I was kind of horrified when I checked this blog/website (I’m much more likely to post over on my other blog, www.darkcreekfarm.com) to see what I still needed to do in terms of completing the transfer of the old content from my original author website to this location. Yikes! I knew there was still some tweaking to be done, but this place is a disaster! I would promise to immediately rectify the situation, but I have a growing stack of cool projects on my desk and the end of the summer to enjoy and a trip to the mountains in a couple of weeks, so I’m not quite sure when I’ll be able to push other things aside to finally, finally sit down and get this renovation done!
Meanwhile, I am loving working on those aforementioned new projects! Some time back I produced the first of a series of audiobooks for Sono Nis Press – Julie White’s The Secret Pony. This novel for kids who love horses was meant to be the first one of several to come out in this format (Here’s the link over at Audible.com, in case you are interested.) At long last I have upgraded my computer and learned the basics of Adobe’s Audition (audio editing software) so I could create chapter by chapter audio files for new projects here at my place rather than having to go into town for each recording session. I am responsible only for producing a reasonably clean and accurate reading of the text – no editing. That job is handled by the remarkable Tom Dufleit, a meticulous audio editor/producer who takes the uploaded files and then massages them into files that meet industry production standards.
I had heard that doing the voice work for an audiobook was a lot harder than it first appears, but I have to say I didn’t think it would be that bad. And, I confess, I thought that recording one of my own books would be easier than someone else’s. Hah! I hadn’t realized how much dialogue is in Tarragon Island (the first in the series and the next in the production cue)! Not only that, it isn’t just a couple of characters who talk to each other, it seems like half the island community has something to say! It’s not like I’m doing a full on theatrical production or anything, but trying to come up with subtly different character voices for all those different speaking parts and then remembering who sounds like what when they only have a couple of lines to say six chapters apart is really hard! Add to that the fact one’s voice changes depending on the time of day, how much yacking you’ve done before sitting down to record, between the start and the end of the recording session, and even whether you’ve had a hot or cold drink before starting and suddenly, it’s very impressive to listen to the great audiobook narrators remaining consistent from start to end of a very long book. It takes many hours of reading and then editing to get one hour of finished product and I can tell you it’s pretty stressful and tedious along the way!

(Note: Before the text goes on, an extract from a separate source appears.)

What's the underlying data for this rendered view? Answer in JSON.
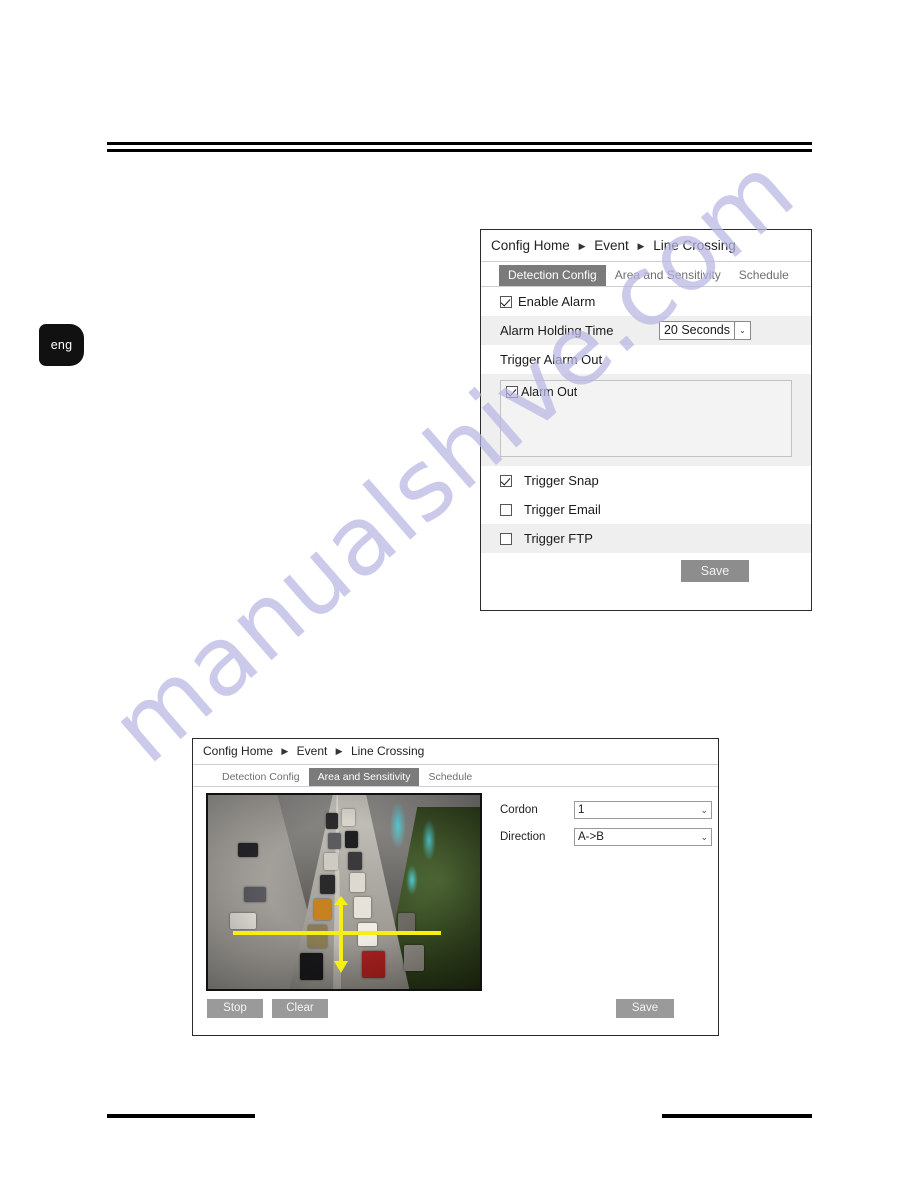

If it isn’t bad enough I have to pay attention to what I’m reading, any ambient noise, rustle of paper, clunk or thump from some distant place in the house – or, heaven forbid, sirens or creaking doors or the hum of the heat pump outside – all has to be controlled. If I notice a problem, I have to re-do that section of the chapter. If I don’t notice right away (or if my reading doesn’t exactly match what is written) Tom lets me know later and I have to create another, correct sound file. I don’t have a fully insulated sound booth, so I’m making do with a small pantry that is tucked away in a quiet corner downstairs. Even so, I have to unplug the fridge in the mudroom next door, the freezers in the pantry, and shut down the central A/C-furnace-heat pump while I’m recording to try to minimize as much extraneous noise as possible. I didn’t think the pantry was a noisy room until I began this mission to not have to commute to town for these sessions.
The good news is the technical bugs are pretty well worked out and Tom the Meticulous is reasonably happy with the files I am sending him, so with any luck we can get into a bit of a routine and get the next several audiobooks out there into the digital world before too much longer.